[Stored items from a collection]

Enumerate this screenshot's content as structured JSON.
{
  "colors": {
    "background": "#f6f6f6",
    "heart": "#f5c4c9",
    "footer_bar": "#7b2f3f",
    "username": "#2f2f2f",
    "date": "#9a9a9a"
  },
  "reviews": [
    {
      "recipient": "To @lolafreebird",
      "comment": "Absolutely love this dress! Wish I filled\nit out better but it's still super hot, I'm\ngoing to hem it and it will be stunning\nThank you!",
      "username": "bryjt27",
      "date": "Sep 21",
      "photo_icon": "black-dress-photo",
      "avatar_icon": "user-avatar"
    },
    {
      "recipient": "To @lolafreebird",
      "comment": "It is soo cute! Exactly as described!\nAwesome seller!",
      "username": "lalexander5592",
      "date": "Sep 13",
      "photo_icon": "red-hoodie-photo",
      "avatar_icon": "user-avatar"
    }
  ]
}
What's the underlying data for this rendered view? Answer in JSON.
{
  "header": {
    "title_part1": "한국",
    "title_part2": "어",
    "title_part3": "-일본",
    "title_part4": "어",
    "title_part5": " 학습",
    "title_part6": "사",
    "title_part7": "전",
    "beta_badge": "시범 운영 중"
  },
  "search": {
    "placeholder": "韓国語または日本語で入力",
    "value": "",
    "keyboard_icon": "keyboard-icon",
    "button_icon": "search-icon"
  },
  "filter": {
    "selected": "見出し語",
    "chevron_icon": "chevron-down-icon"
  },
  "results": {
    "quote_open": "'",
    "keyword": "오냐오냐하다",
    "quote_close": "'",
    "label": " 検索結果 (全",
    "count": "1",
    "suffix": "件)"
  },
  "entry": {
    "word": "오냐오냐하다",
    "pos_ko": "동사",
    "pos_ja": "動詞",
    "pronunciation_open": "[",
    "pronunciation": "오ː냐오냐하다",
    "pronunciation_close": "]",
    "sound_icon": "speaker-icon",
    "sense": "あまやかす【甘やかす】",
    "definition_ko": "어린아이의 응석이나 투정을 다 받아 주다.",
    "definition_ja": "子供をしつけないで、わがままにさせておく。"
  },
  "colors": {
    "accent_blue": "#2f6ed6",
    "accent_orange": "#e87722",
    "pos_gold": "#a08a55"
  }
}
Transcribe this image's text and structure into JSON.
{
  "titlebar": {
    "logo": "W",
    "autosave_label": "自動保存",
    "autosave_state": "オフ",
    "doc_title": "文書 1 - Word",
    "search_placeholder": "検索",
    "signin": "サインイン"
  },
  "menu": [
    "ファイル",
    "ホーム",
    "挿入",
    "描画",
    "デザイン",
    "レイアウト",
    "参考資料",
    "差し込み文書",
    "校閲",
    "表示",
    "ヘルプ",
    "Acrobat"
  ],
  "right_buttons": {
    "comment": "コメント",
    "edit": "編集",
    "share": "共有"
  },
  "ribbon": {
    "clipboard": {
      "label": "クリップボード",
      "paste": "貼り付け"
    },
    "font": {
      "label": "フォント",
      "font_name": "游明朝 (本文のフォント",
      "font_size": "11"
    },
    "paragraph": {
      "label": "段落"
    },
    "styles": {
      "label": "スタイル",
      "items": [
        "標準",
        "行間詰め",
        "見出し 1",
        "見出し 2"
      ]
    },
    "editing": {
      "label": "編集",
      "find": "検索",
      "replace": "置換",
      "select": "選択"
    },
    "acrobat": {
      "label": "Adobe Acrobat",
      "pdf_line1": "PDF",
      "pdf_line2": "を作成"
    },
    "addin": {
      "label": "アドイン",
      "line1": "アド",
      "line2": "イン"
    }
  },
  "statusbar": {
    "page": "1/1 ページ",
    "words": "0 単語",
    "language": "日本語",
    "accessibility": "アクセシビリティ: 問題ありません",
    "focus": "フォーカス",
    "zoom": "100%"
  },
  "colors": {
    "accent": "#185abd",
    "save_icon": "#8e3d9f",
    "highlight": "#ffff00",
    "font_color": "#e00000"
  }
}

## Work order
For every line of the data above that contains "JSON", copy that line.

## Result for this task
Enumerate this screenshot's content as structured JSON.
What's the underlying data for this rendered view? Answer in JSON.
Transcribe this image's text and structure into JSON.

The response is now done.